Problem to solve: Every entry in the data that follows should come back exactly, pictures aside.

[Opening Material supplied section]

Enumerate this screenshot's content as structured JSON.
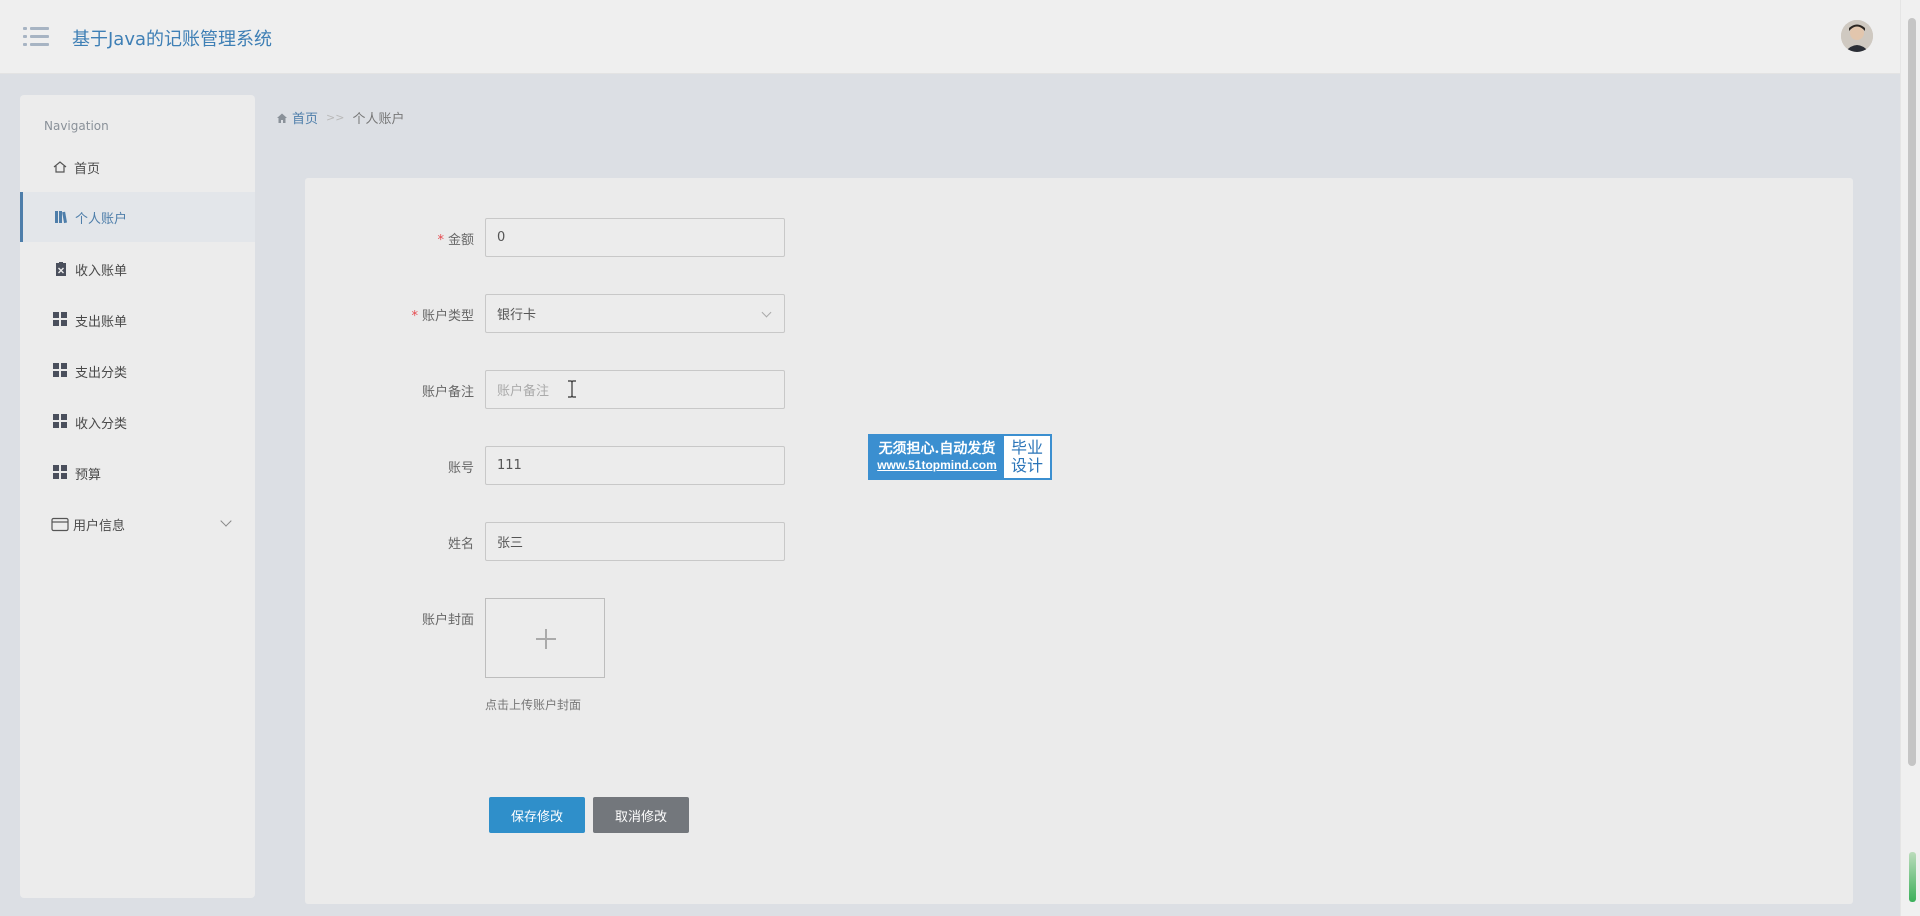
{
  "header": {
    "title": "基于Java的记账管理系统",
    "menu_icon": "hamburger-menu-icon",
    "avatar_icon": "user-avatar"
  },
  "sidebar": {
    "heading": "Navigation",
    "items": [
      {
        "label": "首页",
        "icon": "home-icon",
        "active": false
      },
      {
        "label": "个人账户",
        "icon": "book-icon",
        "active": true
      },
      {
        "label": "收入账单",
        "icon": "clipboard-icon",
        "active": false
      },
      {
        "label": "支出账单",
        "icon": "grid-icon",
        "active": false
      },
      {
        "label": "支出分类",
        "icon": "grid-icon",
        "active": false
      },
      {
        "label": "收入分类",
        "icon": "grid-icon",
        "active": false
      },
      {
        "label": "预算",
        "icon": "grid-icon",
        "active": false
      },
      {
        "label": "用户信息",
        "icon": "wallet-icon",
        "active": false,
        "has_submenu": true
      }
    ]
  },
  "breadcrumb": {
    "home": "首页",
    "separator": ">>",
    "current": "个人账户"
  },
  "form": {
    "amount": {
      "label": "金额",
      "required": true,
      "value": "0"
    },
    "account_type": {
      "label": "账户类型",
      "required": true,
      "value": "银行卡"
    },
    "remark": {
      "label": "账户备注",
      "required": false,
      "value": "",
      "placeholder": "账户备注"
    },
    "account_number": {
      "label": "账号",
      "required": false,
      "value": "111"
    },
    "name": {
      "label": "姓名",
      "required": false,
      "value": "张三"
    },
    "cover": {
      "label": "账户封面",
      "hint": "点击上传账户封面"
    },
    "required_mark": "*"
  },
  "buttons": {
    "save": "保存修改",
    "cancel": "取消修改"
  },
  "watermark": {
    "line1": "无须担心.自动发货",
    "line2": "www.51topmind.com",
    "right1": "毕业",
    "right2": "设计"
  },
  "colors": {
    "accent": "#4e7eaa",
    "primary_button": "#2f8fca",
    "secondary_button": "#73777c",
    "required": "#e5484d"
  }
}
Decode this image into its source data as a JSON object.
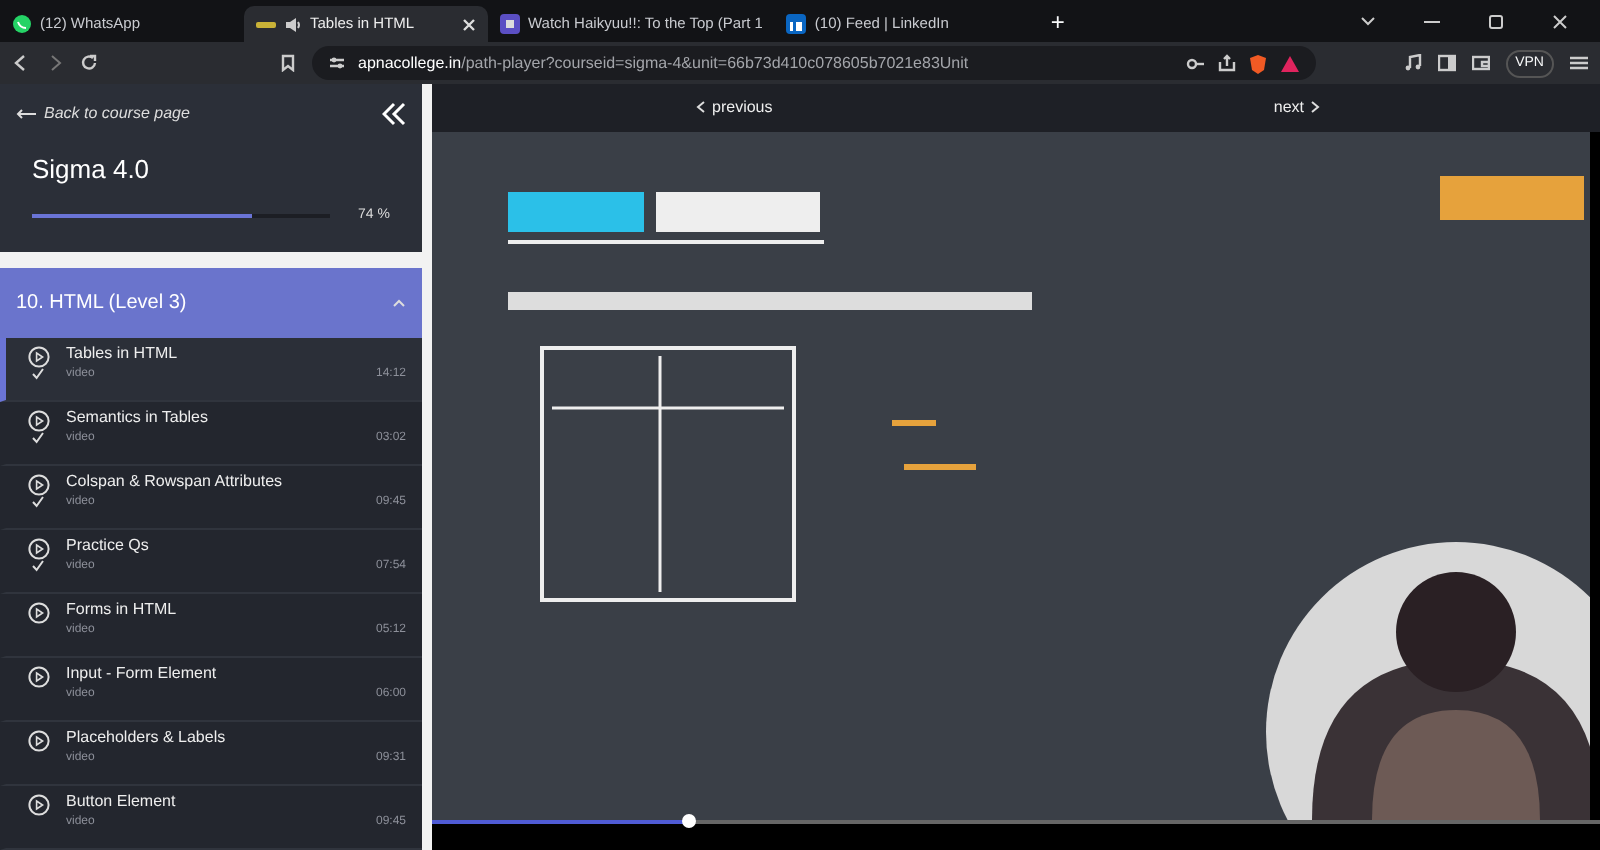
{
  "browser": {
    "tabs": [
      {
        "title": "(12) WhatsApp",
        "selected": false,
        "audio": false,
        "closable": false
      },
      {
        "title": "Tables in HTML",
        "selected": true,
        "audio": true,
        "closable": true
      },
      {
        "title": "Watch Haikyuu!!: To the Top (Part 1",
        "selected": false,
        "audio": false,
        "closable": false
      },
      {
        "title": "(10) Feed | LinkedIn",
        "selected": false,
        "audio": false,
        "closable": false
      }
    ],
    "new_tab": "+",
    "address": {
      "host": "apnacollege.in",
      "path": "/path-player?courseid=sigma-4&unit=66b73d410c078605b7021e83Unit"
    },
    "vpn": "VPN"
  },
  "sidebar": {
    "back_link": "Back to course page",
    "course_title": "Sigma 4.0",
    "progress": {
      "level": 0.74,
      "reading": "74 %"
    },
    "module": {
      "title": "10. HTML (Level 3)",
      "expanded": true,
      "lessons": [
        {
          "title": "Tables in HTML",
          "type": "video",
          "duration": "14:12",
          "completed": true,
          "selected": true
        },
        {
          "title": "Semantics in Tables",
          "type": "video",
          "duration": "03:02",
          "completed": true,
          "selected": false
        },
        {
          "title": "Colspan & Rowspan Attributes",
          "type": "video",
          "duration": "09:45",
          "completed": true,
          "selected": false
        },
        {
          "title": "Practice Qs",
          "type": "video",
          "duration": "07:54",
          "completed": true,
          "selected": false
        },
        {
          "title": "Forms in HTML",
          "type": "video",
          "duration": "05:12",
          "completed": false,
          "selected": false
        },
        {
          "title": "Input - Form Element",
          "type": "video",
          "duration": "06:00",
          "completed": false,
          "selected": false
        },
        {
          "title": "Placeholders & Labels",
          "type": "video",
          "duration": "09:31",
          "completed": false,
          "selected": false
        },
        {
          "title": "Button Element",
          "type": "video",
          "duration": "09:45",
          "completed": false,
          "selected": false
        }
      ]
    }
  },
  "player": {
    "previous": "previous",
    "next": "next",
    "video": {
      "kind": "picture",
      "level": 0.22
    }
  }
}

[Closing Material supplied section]

Your response:
Enumerate this screenshot's content as structured JSON.
{
  "header": {
    "title": "基于Java的记账管理系统",
    "menu_icon": "hamburger-menu-icon",
    "avatar_icon": "user-avatar"
  },
  "sidebar": {
    "heading": "Navigation",
    "items": [
      {
        "label": "首页",
        "icon": "home-icon",
        "active": false
      },
      {
        "label": "个人账户",
        "icon": "book-icon",
        "active": true
      },
      {
        "label": "收入账单",
        "icon": "clipboard-icon",
        "active": false
      },
      {
        "label": "支出账单",
        "icon": "grid-icon",
        "active": false
      },
      {
        "label": "支出分类",
        "icon": "grid-icon",
        "active": false
      },
      {
        "label": "收入分类",
        "icon": "grid-icon",
        "active": false
      },
      {
        "label": "预算",
        "icon": "grid-icon",
        "active": false
      },
      {
        "label": "用户信息",
        "icon": "wallet-icon",
        "active": false,
        "has_submenu": true
      }
    ]
  },
  "breadcrumb": {
    "home": "首页",
    "separator": ">>",
    "current": "个人账户"
  },
  "form": {
    "amount": {
      "label": "金额",
      "required": true,
      "value": "0"
    },
    "account_type": {
      "label": "账户类型",
      "required": true,
      "value": "银行卡"
    },
    "remark": {
      "label": "账户备注",
      "required": false,
      "value": "",
      "placeholder": "账户备注"
    },
    "account_number": {
      "label": "账号",
      "required": false,
      "value": "111"
    },
    "name": {
      "label": "姓名",
      "required": false,
      "value": "张三"
    },
    "cover": {
      "label": "账户封面",
      "hint": "点击上传账户封面"
    },
    "required_mark": "*"
  },
  "buttons": {
    "save": "保存修改",
    "cancel": "取消修改"
  },
  "watermark": {
    "line1": "无须担心.自动发货",
    "line2": "www.51topmind.com",
    "right1": "毕业",
    "right2": "设计"
  },
  "colors": {
    "accent": "#4e7eaa",
    "primary_button": "#2f8fca",
    "secondary_button": "#73777c",
    "required": "#e5484d"
  }
}
Decode this image into its source data as a JSON object.
{
  "browser": {
    "tabs": [
      {
        "title": "(12) WhatsApp",
        "selected": false,
        "audio": false,
        "closable": false
      },
      {
        "title": "Tables in HTML",
        "selected": true,
        "audio": true,
        "closable": true
      },
      {
        "title": "Watch Haikyuu!!: To the Top (Part 1",
        "selected": false,
        "audio": false,
        "closable": false
      },
      {
        "title": "(10) Feed | LinkedIn",
        "selected": false,
        "audio": false,
        "closable": false
      }
    ],
    "new_tab": "+",
    "address": {
      "host": "apnacollege.in",
      "path": "/path-player?courseid=sigma-4&unit=66b73d410c078605b7021e83Unit"
    },
    "vpn": "VPN"
  },
  "sidebar": {
    "back_link": "Back to course page",
    "course_title": "Sigma 4.0",
    "progress": {
      "level": 0.74,
      "reading": "74 %"
    },
    "module": {
      "title": "10. HTML (Level 3)",
      "expanded": true,
      "lessons": [
        {
          "title": "Tables in HTML",
          "type": "video",
          "duration": "14:12",
          "completed": true,
          "selected": true
        },
        {
          "title": "Semantics in Tables",
          "type": "video",
          "duration": "03:02",
          "completed": true,
          "selected": false
        },
        {
          "title": "Colspan & Rowspan Attributes",
          "type": "video",
          "duration": "09:45",
          "completed": true,
          "selected": false
        },
        {
          "title": "Practice Qs",
          "type": "video",
          "duration": "07:54",
          "completed": true,
          "selected": false
        },
        {
          "title": "Forms in HTML",
          "type": "video",
          "duration": "05:12",
          "completed": false,
          "selected": false
        },
        {
          "title": "Input - Form Element",
          "type": "video",
          "duration": "06:00",
          "completed": false,
          "selected": false
        },
        {
          "title": "Placeholders & Labels",
          "type": "video",
          "duration": "09:31",
          "completed": false,
          "selected": false
        },
        {
          "title": "Button Element",
          "type": "video",
          "duration": "09:45",
          "completed": false,
          "selected": false
        }
      ]
    }
  },
  "player": {
    "previous": "previous",
    "next": "next",
    "video": {
      "kind": "picture",
      "level": 0.22
    }
  }
}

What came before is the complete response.